3 things I’d do now to start buying shares

Christopher Ruane explains three steps he'd take to start buying shares for the very first time, if he'd never invested…

Read more »

Investing Articles

Investing £300 a month in FTSE shares could bag me £1,046 monthly passive income

Sumayya Mansoor explains how she’s looking to create an additional income stream through dividend-paying FTSE stocks to build wealth.

Read more »

Investing Articles

£10K to invest? Here’s how I’d turn that into £4,404 annual passive income

This Fool explains how using a £10K lump sum can turn into a passive income stream worth thousands for her…

Read more »

Investing Articles

1 magnificent FTSE 100 stock investors should consider buying

This Fool explains why this FTSE 100 stock is one for investors to seriously consider with its amazing brand power…

Read more »

Rainbow foil balloon of the number two on pink background
Investing For Beginners

2 under-the-radar FTSE 100 stocks under £2

Jon Smith identifies two FTSE 100 stocks that he believes are getting a lack of attention from some investors but…

Read more »

Investing Articles

£8,000 in savings? I’d use it as a start to aim for £30k a year in passive income

Here's how regular investing in the UK stock market, over the long term, could help us build up some nice…

Read more »

Photo of a man going through financial problems
Investing Articles

Down 16% in a month! Can this FTSE 100 stock recover in April?

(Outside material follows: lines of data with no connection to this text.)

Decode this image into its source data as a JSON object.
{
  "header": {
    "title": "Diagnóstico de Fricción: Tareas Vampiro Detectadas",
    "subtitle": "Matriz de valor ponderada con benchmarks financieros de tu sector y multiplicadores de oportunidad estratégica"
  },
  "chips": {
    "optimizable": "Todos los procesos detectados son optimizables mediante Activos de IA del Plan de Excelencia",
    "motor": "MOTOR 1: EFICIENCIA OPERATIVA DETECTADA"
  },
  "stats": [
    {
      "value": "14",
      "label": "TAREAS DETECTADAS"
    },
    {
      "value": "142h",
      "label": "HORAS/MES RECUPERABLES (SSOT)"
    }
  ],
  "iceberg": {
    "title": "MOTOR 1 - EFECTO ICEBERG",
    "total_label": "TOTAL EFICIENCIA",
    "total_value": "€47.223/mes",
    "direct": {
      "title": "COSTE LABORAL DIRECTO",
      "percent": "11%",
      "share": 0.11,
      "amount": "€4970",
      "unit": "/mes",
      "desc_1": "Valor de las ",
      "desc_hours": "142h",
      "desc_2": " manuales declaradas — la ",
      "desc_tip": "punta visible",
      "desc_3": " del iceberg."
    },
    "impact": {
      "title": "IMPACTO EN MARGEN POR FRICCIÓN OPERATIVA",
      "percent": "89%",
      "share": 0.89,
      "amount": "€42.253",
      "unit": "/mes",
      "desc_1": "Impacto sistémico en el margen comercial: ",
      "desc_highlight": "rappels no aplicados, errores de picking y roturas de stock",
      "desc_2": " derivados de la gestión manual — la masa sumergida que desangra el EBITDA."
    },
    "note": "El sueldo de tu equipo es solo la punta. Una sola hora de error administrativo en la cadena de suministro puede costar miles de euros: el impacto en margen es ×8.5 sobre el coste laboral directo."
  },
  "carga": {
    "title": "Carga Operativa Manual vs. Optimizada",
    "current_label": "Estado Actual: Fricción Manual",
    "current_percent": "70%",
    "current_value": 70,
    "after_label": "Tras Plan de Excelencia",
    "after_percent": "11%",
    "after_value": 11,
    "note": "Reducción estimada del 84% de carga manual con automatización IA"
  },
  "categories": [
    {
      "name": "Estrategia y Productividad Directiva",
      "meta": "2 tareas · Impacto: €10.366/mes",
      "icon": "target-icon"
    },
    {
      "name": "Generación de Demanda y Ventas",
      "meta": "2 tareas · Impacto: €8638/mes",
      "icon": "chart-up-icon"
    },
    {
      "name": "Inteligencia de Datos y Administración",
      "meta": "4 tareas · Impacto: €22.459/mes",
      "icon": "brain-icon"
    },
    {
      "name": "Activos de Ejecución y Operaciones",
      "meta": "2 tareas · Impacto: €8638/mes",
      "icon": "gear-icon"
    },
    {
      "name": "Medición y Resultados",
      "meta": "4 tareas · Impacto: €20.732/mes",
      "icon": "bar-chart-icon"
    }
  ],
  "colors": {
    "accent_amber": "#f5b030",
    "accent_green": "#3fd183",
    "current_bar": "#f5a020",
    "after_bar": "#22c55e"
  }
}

Grabbing low-priced shares with long-term growth potential is an investor's dream. I think this FTSE 100 share may be an…

Read more »